» **EXERCISE DIRECTIONS**
Filter these entries, keeping only lines that hold the word "Database".

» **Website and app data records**

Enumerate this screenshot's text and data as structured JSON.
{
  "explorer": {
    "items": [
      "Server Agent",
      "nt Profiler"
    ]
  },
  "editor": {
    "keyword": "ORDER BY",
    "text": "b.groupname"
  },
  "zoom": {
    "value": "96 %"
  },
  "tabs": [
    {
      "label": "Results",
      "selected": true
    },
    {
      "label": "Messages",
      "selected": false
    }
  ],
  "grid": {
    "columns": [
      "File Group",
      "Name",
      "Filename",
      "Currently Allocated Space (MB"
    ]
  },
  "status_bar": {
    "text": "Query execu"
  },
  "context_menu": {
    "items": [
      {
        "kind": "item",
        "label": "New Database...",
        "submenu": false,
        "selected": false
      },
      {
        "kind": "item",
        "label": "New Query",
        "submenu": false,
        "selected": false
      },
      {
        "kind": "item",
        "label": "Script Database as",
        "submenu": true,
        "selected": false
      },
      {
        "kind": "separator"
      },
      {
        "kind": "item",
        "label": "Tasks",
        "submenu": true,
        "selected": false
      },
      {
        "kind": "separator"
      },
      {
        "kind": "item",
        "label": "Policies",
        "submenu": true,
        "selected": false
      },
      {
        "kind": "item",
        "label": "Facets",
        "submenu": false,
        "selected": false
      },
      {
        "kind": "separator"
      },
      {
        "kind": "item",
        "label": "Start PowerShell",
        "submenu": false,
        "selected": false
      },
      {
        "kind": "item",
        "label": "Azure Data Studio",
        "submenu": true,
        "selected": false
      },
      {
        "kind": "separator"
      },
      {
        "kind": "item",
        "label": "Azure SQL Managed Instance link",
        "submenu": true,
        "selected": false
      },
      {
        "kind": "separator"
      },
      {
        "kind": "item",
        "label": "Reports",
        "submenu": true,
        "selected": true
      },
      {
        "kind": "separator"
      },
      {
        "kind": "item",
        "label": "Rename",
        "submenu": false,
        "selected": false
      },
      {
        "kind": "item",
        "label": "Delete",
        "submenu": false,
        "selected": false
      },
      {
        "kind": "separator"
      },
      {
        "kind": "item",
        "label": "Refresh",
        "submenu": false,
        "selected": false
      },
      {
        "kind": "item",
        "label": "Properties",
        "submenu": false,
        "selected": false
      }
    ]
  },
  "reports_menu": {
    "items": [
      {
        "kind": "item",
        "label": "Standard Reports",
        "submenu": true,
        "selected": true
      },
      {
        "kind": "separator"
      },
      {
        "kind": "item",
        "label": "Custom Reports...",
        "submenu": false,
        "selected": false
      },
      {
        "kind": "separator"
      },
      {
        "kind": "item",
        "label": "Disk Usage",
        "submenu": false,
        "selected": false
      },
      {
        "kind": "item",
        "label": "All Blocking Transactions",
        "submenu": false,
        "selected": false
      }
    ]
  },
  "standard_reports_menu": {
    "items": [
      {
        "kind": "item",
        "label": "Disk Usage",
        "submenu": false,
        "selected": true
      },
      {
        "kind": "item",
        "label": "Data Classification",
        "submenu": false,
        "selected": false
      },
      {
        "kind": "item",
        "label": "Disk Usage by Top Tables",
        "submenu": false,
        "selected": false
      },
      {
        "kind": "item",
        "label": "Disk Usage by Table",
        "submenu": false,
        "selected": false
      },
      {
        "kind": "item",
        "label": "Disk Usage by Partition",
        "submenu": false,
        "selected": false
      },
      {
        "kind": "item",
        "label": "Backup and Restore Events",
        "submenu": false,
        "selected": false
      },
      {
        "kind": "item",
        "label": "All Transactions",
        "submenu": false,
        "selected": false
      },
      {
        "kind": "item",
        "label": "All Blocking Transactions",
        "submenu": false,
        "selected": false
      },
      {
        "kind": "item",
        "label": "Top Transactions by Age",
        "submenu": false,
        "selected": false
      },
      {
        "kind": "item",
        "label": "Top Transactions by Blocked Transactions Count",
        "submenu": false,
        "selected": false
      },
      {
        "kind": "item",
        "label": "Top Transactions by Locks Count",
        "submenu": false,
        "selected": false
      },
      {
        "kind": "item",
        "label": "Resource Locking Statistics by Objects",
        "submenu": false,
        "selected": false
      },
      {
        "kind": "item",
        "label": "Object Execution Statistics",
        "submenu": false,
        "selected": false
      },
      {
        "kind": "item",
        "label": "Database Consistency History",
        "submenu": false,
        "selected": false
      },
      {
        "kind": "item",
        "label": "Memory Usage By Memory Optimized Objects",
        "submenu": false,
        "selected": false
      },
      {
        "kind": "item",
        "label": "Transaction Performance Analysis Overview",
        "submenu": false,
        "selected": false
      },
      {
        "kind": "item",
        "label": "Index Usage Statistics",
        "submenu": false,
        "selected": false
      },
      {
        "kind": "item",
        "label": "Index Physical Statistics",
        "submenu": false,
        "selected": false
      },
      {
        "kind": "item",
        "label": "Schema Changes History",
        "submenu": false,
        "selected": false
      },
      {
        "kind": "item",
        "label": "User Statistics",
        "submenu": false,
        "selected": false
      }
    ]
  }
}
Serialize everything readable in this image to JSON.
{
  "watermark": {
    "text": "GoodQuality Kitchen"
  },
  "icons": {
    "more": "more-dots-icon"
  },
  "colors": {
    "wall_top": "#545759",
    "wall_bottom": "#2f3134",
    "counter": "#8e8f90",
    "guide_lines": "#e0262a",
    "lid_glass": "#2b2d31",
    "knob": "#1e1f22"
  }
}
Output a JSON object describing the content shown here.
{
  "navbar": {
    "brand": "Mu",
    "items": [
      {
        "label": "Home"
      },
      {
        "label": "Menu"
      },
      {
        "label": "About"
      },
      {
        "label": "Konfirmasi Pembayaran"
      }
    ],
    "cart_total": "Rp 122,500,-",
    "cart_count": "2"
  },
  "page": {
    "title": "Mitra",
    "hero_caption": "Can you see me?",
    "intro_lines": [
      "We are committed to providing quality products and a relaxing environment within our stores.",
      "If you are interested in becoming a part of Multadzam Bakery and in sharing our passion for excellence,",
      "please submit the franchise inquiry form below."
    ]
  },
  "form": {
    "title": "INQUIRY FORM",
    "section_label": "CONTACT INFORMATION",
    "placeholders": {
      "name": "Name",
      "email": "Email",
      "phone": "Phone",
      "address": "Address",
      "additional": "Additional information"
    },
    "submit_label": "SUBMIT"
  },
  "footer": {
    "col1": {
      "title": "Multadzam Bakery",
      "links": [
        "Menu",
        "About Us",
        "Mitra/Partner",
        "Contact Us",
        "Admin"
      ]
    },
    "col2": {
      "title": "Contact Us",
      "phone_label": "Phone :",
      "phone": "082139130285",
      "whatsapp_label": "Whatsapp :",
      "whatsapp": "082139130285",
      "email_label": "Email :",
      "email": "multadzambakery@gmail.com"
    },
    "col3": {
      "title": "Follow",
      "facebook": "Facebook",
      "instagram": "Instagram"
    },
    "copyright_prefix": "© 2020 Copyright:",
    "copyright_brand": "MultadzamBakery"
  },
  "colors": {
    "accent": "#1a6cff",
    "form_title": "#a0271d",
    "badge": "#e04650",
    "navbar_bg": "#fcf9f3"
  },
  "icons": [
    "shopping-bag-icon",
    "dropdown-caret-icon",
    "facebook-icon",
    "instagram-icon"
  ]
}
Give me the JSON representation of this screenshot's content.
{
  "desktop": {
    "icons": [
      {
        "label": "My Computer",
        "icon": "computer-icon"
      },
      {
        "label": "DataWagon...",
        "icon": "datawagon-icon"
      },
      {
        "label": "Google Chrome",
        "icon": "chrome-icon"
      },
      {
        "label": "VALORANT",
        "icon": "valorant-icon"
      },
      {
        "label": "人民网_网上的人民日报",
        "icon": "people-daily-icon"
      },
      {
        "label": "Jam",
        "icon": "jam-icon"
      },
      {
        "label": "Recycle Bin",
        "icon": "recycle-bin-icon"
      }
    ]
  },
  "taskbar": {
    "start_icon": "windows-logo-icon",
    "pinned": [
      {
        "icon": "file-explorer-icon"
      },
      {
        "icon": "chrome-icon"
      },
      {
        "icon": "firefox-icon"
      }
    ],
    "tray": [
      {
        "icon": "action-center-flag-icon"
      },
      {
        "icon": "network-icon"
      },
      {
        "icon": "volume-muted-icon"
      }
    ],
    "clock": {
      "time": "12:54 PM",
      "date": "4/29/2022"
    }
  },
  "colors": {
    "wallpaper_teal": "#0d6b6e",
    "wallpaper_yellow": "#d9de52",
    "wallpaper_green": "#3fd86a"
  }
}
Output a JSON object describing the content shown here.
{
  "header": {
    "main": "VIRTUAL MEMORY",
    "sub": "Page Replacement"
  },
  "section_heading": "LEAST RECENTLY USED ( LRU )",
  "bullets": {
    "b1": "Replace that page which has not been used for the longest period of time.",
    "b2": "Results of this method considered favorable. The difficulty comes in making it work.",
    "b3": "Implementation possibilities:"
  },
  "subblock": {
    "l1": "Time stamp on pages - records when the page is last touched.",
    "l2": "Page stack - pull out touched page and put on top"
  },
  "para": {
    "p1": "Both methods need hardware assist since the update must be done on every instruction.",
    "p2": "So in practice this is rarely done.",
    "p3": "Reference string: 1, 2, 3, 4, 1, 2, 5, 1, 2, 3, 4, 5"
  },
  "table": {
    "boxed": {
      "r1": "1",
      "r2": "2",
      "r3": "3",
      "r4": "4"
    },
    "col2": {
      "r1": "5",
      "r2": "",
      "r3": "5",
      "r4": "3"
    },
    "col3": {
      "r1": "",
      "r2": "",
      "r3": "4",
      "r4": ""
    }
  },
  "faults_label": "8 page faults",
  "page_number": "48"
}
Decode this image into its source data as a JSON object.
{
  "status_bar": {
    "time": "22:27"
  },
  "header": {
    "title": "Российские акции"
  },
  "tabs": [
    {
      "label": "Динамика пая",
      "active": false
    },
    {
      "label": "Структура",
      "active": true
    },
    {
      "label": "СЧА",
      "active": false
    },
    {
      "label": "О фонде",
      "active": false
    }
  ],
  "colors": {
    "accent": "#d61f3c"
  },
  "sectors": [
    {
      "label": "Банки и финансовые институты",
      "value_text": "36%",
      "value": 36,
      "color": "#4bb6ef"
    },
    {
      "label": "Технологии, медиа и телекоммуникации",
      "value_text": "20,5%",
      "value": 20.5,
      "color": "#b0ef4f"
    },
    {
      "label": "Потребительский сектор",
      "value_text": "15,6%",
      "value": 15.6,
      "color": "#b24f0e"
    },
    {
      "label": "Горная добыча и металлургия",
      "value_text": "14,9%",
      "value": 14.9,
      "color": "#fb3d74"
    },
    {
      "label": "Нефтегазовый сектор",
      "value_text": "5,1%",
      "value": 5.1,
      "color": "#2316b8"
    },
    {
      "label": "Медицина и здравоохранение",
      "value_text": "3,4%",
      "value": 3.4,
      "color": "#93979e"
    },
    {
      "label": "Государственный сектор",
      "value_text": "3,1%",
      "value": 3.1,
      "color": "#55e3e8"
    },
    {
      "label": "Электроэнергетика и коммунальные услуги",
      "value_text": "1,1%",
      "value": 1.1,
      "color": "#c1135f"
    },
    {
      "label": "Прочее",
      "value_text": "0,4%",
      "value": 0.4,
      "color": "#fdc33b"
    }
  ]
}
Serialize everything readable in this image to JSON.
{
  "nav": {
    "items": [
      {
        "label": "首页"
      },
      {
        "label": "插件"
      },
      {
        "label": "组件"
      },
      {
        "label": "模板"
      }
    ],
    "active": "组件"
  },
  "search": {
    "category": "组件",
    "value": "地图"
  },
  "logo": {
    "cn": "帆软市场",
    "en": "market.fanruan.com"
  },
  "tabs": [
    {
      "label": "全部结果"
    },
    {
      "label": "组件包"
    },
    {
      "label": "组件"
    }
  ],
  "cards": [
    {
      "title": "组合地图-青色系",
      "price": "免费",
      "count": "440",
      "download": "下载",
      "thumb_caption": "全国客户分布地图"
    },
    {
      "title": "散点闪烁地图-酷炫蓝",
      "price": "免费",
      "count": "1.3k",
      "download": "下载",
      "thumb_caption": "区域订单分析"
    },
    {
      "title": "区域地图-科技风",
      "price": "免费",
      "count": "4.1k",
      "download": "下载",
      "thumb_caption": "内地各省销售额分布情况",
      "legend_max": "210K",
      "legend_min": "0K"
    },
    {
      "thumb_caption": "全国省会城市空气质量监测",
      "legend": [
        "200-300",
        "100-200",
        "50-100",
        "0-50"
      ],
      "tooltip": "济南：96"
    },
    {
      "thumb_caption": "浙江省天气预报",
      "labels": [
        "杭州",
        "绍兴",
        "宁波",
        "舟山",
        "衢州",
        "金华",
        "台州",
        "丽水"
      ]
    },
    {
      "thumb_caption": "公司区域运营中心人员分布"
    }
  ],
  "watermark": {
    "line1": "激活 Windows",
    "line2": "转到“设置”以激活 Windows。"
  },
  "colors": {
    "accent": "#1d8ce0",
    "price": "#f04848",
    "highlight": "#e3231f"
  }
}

» **RESPONSE TO THE EXERCISE**
        "label": "New Database...",
        "label": "Script Database as",
        "label": "Database Consistency History",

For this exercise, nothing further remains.